▶ **Data for this task**
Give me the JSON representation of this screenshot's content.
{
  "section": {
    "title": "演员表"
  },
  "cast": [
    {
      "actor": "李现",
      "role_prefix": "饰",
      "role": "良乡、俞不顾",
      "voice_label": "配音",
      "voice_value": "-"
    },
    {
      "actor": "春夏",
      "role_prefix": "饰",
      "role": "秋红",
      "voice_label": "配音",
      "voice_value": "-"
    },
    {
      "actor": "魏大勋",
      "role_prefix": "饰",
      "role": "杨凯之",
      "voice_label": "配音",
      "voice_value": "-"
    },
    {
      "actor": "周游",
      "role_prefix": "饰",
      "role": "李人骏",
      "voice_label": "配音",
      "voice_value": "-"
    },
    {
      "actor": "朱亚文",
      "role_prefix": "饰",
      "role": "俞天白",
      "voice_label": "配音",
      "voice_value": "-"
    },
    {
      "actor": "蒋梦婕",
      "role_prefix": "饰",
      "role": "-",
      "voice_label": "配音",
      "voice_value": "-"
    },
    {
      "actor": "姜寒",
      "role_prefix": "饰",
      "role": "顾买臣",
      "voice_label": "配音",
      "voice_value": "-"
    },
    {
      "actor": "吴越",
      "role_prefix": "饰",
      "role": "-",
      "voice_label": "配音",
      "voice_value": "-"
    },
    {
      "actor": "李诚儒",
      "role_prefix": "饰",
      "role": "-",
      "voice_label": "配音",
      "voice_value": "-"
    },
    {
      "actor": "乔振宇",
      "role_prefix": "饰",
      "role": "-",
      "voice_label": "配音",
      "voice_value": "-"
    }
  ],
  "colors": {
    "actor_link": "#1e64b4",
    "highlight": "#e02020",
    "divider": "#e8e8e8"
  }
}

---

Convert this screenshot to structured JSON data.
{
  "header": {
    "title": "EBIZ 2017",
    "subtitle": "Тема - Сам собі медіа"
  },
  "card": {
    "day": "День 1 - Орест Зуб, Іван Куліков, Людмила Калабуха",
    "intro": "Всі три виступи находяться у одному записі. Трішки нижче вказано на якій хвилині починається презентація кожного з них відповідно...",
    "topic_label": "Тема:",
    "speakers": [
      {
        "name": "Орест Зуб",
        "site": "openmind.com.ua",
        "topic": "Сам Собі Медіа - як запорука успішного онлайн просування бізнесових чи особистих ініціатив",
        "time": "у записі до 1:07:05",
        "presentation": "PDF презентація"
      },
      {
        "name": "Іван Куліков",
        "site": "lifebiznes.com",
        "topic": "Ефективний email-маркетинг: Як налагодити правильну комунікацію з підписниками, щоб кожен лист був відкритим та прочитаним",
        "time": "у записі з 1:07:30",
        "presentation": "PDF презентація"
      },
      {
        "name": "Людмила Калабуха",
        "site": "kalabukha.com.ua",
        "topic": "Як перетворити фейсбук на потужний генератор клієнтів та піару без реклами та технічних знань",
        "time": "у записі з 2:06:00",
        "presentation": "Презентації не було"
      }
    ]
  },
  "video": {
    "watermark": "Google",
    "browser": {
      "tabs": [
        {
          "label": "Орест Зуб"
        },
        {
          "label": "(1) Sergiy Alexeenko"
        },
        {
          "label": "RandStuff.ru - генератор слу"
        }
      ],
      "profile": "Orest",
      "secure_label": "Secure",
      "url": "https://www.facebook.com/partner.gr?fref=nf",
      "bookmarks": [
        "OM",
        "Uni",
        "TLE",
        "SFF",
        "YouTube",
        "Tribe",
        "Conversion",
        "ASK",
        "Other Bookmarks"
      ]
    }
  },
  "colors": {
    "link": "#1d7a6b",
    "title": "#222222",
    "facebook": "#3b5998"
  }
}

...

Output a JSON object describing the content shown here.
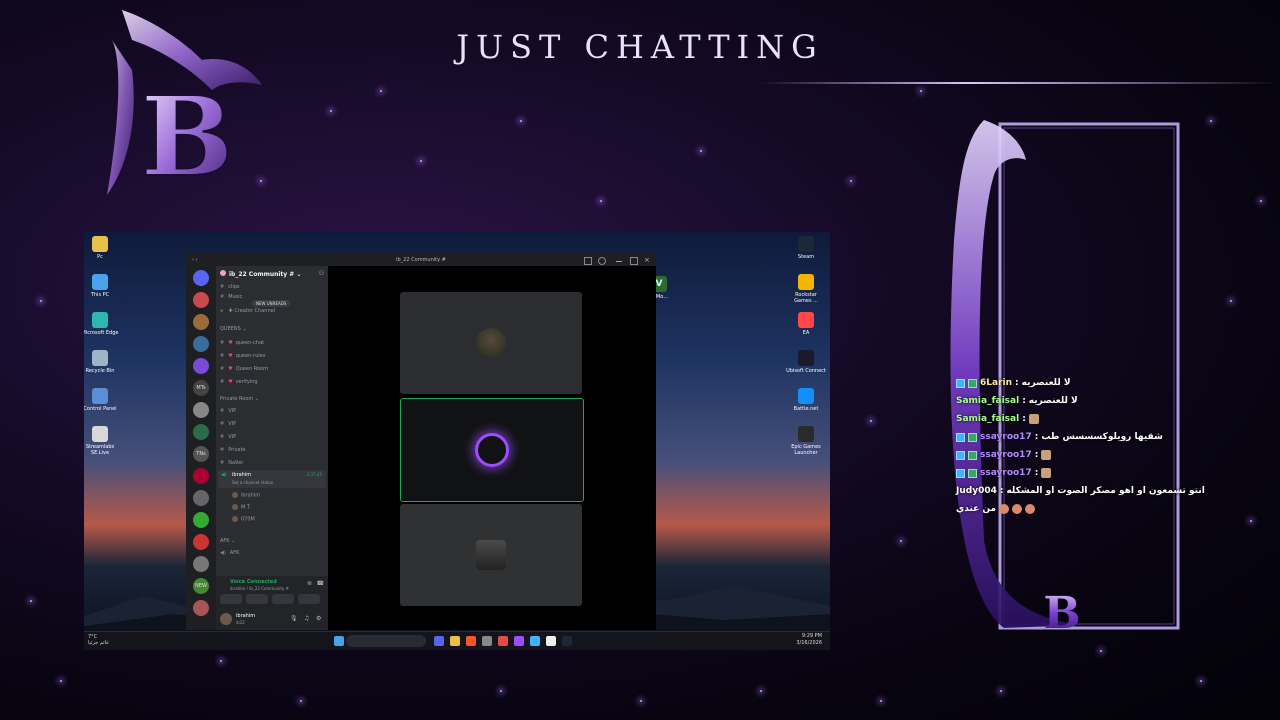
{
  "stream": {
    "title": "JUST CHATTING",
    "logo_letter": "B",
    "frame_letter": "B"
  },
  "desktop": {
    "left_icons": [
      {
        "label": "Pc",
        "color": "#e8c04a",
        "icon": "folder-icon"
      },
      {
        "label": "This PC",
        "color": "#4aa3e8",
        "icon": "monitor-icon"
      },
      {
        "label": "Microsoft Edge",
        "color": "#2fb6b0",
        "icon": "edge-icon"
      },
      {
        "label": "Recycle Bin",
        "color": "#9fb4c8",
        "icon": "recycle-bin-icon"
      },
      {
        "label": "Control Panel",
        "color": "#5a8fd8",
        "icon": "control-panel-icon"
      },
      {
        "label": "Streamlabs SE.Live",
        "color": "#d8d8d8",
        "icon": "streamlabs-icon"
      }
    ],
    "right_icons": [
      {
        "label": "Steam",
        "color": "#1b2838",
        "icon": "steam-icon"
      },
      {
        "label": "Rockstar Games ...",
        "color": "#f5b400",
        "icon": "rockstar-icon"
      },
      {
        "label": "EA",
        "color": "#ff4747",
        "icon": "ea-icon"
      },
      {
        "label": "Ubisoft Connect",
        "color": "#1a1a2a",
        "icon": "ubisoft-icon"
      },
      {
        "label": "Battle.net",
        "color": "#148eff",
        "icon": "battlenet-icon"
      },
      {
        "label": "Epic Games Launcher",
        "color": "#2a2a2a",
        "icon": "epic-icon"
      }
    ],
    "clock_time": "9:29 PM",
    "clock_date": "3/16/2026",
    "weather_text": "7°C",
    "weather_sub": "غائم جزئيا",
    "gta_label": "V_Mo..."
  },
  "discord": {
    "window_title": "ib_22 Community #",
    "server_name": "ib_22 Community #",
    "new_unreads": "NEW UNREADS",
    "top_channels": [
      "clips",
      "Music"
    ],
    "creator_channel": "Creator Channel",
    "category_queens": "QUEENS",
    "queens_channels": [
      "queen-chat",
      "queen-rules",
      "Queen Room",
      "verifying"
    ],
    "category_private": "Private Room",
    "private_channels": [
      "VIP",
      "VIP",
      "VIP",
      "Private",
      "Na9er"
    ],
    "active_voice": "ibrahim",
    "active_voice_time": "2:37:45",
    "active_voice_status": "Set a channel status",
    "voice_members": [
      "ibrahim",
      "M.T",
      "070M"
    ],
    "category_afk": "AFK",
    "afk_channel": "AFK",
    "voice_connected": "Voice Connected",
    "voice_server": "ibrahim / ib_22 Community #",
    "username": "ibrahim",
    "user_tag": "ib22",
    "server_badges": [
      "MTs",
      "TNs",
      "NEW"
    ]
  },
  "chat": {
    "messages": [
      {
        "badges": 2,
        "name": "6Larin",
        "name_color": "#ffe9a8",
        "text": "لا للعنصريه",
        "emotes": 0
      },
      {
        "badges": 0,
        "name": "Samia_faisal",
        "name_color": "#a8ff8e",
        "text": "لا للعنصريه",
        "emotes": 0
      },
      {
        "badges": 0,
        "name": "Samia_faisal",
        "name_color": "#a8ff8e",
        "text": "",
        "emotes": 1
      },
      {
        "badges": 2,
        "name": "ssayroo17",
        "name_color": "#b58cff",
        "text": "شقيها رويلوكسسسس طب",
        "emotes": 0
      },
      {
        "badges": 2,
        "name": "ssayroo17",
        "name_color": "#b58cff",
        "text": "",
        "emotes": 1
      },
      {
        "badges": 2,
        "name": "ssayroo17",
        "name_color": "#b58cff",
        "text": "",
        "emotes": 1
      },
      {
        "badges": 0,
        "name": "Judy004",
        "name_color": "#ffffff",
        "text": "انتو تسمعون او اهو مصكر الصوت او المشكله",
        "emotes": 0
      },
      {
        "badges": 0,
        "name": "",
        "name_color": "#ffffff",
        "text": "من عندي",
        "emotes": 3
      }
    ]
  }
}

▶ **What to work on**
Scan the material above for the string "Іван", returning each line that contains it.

▶ **Answer for the task**
    "day": "День 1 - Орест Зуб, Іван Куліков, Людмила Калабуха",
        "name": "Іван Куліков",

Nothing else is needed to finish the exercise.